*SOURCE RECORDS*
=== Section Start ===

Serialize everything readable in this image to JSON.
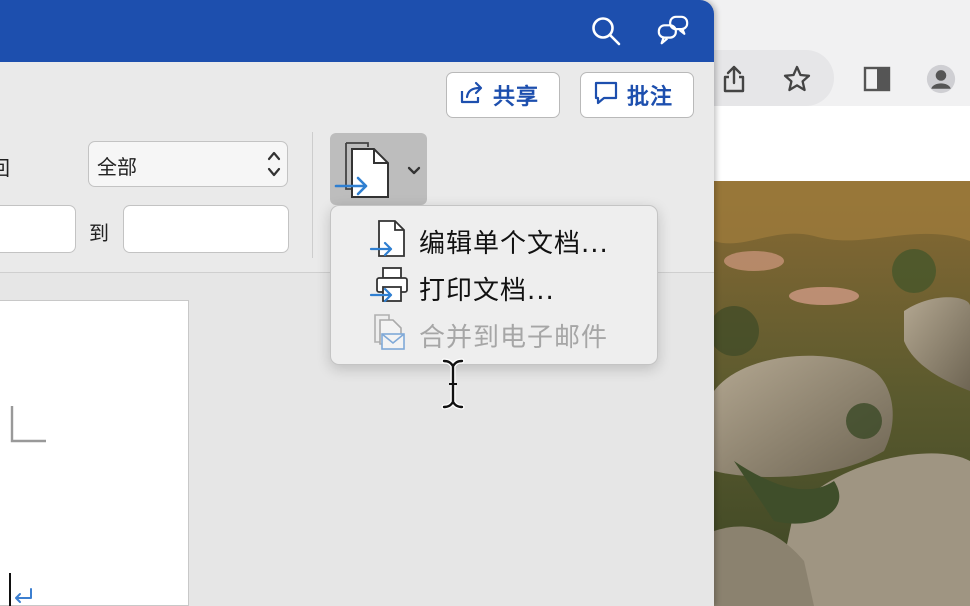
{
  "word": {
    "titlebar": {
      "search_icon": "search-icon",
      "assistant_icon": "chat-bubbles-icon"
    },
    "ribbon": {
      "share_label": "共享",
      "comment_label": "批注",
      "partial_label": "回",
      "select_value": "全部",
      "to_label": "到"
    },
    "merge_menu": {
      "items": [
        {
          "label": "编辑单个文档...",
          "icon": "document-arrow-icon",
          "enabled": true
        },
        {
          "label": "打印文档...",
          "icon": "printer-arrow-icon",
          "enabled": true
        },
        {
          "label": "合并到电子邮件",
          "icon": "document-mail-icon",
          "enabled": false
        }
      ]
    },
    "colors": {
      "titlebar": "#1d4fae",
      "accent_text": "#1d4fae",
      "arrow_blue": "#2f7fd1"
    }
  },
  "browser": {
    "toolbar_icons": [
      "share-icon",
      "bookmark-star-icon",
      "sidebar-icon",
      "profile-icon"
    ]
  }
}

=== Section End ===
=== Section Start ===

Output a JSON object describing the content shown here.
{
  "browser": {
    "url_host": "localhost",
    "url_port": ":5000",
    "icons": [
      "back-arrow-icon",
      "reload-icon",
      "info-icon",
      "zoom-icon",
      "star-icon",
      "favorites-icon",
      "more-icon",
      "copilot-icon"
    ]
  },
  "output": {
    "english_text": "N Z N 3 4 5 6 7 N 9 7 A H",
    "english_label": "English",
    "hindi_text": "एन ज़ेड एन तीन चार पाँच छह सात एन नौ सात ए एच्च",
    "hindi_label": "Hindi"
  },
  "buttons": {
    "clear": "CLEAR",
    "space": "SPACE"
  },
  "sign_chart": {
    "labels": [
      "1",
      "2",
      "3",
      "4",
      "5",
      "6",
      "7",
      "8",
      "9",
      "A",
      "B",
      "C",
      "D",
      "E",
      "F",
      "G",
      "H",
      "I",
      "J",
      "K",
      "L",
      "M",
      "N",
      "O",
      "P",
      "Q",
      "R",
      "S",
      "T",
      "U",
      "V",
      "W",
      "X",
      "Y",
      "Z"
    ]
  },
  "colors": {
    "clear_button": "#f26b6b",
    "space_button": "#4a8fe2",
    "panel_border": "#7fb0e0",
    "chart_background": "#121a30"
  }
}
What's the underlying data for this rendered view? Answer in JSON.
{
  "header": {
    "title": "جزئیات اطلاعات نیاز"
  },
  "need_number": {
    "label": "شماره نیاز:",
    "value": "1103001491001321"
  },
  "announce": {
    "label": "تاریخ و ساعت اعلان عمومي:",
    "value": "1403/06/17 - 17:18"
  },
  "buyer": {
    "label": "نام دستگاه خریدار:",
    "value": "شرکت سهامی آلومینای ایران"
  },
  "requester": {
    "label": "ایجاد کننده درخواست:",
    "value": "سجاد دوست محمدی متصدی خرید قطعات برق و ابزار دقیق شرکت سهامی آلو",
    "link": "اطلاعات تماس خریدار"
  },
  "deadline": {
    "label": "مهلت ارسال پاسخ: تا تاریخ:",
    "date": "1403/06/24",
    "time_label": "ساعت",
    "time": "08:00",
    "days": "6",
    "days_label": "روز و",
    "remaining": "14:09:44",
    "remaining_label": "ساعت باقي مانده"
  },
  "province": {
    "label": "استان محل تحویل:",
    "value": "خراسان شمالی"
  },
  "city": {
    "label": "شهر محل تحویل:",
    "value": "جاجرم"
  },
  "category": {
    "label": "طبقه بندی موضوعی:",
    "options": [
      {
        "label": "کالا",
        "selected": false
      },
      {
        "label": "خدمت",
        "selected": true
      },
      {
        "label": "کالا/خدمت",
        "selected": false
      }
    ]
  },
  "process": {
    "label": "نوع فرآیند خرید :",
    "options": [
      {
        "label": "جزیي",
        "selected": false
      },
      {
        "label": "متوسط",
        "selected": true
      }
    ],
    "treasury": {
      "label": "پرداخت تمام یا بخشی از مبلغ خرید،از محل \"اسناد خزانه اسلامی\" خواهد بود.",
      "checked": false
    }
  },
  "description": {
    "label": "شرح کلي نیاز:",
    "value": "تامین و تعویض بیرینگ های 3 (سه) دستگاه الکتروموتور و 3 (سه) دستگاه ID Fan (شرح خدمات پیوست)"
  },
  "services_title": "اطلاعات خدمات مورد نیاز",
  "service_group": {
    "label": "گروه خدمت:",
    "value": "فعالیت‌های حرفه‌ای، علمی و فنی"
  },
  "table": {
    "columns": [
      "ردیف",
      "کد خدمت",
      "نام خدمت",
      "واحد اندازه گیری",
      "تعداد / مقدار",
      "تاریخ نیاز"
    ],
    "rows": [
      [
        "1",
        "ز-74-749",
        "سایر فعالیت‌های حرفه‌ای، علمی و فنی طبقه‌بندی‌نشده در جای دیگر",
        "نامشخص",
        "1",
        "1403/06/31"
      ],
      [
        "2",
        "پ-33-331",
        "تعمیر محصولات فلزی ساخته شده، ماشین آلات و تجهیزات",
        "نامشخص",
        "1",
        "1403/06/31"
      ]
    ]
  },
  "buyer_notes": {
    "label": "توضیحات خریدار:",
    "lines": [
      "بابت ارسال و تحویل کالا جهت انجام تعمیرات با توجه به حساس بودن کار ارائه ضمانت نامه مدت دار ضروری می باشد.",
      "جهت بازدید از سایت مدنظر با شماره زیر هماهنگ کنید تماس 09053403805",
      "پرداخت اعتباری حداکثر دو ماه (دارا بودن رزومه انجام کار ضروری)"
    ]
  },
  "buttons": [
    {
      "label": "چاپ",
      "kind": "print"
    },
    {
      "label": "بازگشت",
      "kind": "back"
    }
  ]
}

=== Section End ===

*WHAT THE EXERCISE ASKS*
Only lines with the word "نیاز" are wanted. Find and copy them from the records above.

*OUTPUT OF THE EXERCISE*
    "title": "جزئیات اطلاعات نیاز"
    "label": "شماره نیاز:",
    "label": "شرح کلي نیاز:",
  "services_title": "اطلاعات خدمات مورد نیاز",
      "تاریخ نیاز"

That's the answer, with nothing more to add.